If you do the dishes, I’ll do the laundry.
You should do the housework too.
We can omit the article to put the emphasis on the activity rather than the items to be washed or cleaned.
I don’t like doing laundry.
Doing the cleaning regularly helps create a healthy environment.
1. Dishwashing and Laundry
In everyday English, we use the expressions “do the dishes” and “wash the dishes” (with the definite article “the”).
Who will do the dishes after the meal?
I did the laundry and cleaned the kitchen yesterday.
We can also leave out the article to speak about these tasks in a general sense.
Do you know how to do laundry?
Note that we drop the article “the” to put the emphasis on the activity rather than the items to be washed.
Restaurant staff must do any necessary cleaning, including doing dishes and wiping down tables.
2. Do the Housework vs. Do Housework
You can use the term housework, or household chores, to refer to the work that you do to keep your house clean and tidy.
Did you help your mother with the housework?

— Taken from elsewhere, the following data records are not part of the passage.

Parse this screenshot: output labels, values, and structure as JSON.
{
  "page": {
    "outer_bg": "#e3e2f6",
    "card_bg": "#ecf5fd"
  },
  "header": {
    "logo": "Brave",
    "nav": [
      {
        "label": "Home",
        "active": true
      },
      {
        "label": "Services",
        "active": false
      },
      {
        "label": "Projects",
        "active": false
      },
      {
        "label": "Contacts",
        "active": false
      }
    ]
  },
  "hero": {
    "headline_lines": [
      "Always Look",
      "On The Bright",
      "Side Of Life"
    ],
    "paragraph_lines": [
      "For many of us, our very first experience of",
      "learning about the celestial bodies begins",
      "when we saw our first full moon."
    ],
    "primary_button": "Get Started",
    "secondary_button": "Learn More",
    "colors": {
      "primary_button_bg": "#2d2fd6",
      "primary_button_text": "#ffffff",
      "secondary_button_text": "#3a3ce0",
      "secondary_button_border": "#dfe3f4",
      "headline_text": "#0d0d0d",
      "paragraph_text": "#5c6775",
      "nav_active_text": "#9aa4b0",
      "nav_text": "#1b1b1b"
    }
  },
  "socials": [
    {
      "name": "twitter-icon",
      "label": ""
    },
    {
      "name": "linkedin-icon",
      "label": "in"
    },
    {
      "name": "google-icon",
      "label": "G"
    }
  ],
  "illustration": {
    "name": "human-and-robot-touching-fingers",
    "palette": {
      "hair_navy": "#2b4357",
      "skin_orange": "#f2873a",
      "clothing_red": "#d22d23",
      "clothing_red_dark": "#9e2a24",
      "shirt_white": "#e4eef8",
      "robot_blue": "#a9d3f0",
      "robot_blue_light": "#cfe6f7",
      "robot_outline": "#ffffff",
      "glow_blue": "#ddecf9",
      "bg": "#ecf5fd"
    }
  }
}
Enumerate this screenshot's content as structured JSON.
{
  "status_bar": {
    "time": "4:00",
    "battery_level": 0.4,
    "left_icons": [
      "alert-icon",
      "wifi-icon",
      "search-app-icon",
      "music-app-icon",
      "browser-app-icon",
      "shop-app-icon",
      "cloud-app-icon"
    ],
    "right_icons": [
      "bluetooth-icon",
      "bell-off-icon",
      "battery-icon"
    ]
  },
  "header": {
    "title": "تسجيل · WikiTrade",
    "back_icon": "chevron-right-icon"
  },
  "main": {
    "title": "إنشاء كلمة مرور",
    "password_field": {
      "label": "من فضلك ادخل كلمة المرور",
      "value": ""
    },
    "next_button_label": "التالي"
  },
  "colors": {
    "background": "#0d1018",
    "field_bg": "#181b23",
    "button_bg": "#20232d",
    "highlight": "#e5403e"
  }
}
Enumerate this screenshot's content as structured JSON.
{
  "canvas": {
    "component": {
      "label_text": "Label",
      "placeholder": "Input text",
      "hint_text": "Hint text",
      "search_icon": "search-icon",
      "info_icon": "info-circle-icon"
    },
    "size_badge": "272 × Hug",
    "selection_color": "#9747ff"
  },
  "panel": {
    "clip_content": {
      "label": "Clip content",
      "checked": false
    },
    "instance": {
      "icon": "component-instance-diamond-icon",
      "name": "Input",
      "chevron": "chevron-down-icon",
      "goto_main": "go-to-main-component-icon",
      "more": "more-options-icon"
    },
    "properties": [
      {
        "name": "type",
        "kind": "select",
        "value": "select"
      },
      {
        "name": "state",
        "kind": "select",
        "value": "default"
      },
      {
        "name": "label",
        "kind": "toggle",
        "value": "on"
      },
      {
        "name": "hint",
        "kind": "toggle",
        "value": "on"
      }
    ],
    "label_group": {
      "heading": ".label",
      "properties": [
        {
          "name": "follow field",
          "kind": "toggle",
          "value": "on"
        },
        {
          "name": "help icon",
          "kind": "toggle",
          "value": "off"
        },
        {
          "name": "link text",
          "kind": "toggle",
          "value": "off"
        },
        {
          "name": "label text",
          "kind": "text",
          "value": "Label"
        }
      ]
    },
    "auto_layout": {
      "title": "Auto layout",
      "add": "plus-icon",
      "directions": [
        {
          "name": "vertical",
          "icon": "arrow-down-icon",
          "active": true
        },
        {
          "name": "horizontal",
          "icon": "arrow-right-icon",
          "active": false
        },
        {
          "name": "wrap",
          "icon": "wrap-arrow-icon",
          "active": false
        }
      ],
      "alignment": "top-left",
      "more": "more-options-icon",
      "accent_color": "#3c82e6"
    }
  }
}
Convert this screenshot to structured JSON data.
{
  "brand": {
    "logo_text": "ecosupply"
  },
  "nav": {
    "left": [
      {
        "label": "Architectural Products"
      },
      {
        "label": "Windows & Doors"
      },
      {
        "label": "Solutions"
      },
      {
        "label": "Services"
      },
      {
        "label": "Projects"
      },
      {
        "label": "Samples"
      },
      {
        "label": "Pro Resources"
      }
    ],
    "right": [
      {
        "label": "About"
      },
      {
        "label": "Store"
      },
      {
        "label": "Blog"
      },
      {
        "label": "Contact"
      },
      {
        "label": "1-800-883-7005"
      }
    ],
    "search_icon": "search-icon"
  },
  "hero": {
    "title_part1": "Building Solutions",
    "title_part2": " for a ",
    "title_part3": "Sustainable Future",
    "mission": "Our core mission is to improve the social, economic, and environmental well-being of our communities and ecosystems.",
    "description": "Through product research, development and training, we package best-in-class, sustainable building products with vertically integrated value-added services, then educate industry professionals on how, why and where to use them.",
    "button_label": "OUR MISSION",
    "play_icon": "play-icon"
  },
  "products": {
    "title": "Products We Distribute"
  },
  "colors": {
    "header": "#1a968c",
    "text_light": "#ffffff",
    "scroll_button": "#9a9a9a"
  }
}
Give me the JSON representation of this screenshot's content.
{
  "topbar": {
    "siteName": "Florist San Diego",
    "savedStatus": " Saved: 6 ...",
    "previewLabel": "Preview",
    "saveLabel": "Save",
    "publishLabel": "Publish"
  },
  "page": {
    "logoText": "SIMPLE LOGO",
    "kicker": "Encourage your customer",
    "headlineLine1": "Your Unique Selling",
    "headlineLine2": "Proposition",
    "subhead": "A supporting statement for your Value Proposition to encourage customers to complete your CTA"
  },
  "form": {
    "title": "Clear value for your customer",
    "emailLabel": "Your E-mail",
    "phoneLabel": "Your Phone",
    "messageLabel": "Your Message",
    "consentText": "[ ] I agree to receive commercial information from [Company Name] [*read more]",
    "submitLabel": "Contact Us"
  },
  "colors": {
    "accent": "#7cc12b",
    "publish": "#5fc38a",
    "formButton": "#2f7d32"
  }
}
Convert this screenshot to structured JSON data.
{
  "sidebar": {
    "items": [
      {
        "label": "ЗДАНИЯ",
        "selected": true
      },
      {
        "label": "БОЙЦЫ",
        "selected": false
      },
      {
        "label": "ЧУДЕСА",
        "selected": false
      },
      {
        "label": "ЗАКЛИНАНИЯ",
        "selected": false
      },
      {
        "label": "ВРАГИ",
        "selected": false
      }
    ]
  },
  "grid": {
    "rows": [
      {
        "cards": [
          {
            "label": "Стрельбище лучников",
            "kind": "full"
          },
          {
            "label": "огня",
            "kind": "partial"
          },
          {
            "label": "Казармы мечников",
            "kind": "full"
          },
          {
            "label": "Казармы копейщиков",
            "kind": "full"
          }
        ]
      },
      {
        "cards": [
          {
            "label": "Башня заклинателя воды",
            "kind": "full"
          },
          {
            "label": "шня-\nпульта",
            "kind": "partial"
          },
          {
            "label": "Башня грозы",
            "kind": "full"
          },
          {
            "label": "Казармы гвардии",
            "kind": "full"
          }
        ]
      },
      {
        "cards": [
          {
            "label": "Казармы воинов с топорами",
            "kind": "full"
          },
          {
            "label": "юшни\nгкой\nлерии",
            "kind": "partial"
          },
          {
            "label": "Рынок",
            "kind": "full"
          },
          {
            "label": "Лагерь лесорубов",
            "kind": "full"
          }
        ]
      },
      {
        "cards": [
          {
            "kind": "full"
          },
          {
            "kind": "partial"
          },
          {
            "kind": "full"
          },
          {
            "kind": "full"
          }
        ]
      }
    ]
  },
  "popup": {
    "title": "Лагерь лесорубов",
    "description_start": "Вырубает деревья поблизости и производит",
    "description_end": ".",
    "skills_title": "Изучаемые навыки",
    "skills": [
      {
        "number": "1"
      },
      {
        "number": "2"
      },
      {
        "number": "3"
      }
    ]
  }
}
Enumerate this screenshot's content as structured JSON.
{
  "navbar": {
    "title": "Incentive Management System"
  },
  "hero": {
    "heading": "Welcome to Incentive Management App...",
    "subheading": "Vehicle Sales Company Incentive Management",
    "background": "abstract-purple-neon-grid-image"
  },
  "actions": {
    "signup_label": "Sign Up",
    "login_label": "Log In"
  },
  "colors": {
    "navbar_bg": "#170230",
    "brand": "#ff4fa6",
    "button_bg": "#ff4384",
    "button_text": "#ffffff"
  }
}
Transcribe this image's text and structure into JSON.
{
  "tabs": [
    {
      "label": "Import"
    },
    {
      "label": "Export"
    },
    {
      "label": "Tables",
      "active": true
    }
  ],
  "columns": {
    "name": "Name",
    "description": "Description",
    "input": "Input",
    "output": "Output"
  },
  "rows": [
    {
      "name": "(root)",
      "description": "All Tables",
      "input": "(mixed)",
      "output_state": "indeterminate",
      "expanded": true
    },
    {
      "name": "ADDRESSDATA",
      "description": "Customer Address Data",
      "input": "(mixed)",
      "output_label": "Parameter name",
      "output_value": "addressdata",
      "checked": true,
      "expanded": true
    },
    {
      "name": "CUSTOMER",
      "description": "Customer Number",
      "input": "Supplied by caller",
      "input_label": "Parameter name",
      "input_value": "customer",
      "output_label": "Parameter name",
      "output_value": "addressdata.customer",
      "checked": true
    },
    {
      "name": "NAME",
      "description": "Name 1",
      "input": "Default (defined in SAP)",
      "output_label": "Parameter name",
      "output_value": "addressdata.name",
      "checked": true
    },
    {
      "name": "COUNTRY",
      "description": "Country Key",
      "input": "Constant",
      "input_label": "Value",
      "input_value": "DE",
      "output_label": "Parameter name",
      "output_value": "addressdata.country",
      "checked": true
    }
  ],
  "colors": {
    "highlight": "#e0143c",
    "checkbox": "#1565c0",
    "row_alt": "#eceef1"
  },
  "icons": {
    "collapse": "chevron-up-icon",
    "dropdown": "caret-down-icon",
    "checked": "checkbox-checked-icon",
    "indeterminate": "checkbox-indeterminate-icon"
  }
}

Since the word housework is an uncountable noun, it is not possible to use the indefinite article “a” with it. However, we can add the definite article “the” or other determiners (some, little, my, your, etc.)
I need to do my housework today.
When speaking about something we do regularly, we usually include the article “the”.
Olivia spent all morning doing the housework.
Omitting it suggests that you are speaking about doing housework in generic terms.
Most people hate doing housework.
3. Do the Cleaning, the Ironing, the Vacuuming, etc.
We use the expressions do the cleaning, do the ironing, do the vacuuming, do the mopping, do the cooking, etc. with the article “the”.
I did the cleaning this afternoon.
My husband did the vacuuming before dinner.
You can also use other determiners, such as some, much, my, your, etc.
I need to do my ironing.
My sister did some mopping yesterday.
We normally use a determiner with these tasks even if we are talking about them in a general way.
Doing the ironing is sometimes difficult.
Doing the cleaning is something I do not enjoy.
In many situations, you can just use the verb clean, iron, vacuum, etc.
Did you clean the kitchen?
I need to iron this shirt.
Mopping the floor can be stressful.